----- Given records

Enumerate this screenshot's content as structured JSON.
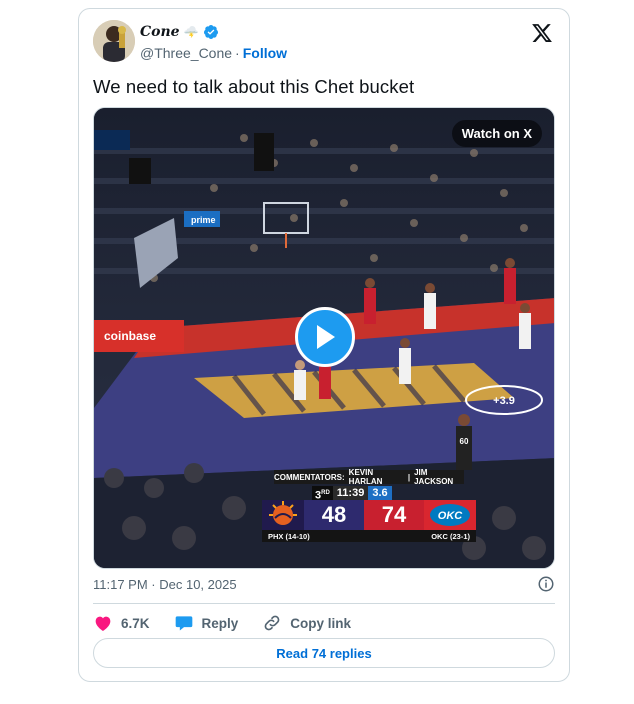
{
  "author": {
    "display_name": "Cone",
    "emoji": "🌩️",
    "handle": "@Three_Cone",
    "separator": "·",
    "follow_label": "Follow"
  },
  "tweet": {
    "text": "We need to talk about this Chet bucket"
  },
  "media": {
    "watch_label": "Watch on X",
    "broadcast": {
      "commentators_label": "COMMENTATORS:",
      "commentator_1": "KEVIN HARLAN",
      "commentator_sep": "|",
      "commentator_2": "JIM JACKSON",
      "period_num": "3",
      "period_suffix": "RD",
      "game_clock": "11:39",
      "shot_clock": "3.6",
      "away_abbr": "PHX",
      "away_record": "(14-10)",
      "away_score": "48",
      "home_abbr": "OKC",
      "home_record": "(23-1)",
      "home_score": "74",
      "home_logo_text": "OKC",
      "court_text": "+3.9",
      "ad_1": "coinbase",
      "ad_2": "prime",
      "jersey": "60"
    }
  },
  "meta": {
    "timestamp": "11:17 PM · Dec 10, 2025"
  },
  "actions": {
    "likes": "6.7K",
    "reply_label": "Reply",
    "copy_link_label": "Copy link",
    "read_replies_label": "Read 74 replies"
  },
  "colors": {
    "link_blue": "#006fd6",
    "verified_blue": "#1d9bf0",
    "like_pink": "#f91880",
    "text_gray": "#536471",
    "border": "#cfd9de"
  }
}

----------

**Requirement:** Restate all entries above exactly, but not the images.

**Response box:**
Enumerate this screenshot's content as structured JSON.
{
  "author": {
    "display_name": "Cone",
    "emoji": "🌩️",
    "handle": "@Three_Cone",
    "separator": "·",
    "follow_label": "Follow"
  },
  "tweet": {
    "text": "We need to talk about this Chet bucket"
  },
  "media": {
    "watch_label": "Watch on X",
    "broadcast": {
      "commentators_label": "COMMENTATORS:",
      "commentator_1": "KEVIN HARLAN",
      "commentator_sep": "|",
      "commentator_2": "JIM JACKSON",
      "period_num": "3",
      "period_suffix": "RD",
      "game_clock": "11:39",
      "shot_clock": "3.6",
      "away_abbr": "PHX",
      "away_record": "(14-10)",
      "away_score": "48",
      "home_abbr": "OKC",
      "home_record": "(23-1)",
      "home_score": "74",
      "home_logo_text": "OKC",
      "court_text": "+3.9",
      "ad_1": "coinbase",
      "ad_2": "prime",
      "jersey": "60"
    }
  },
  "meta": {
    "timestamp": "11:17 PM · Dec 10, 2025"
  },
  "actions": {
    "likes": "6.7K",
    "reply_label": "Reply",
    "copy_link_label": "Copy link",
    "read_replies_label": "Read 74 replies"
  },
  "colors": {
    "link_blue": "#006fd6",
    "verified_blue": "#1d9bf0",
    "like_pink": "#f91880",
    "text_gray": "#536471",
    "border": "#cfd9de"
  }
}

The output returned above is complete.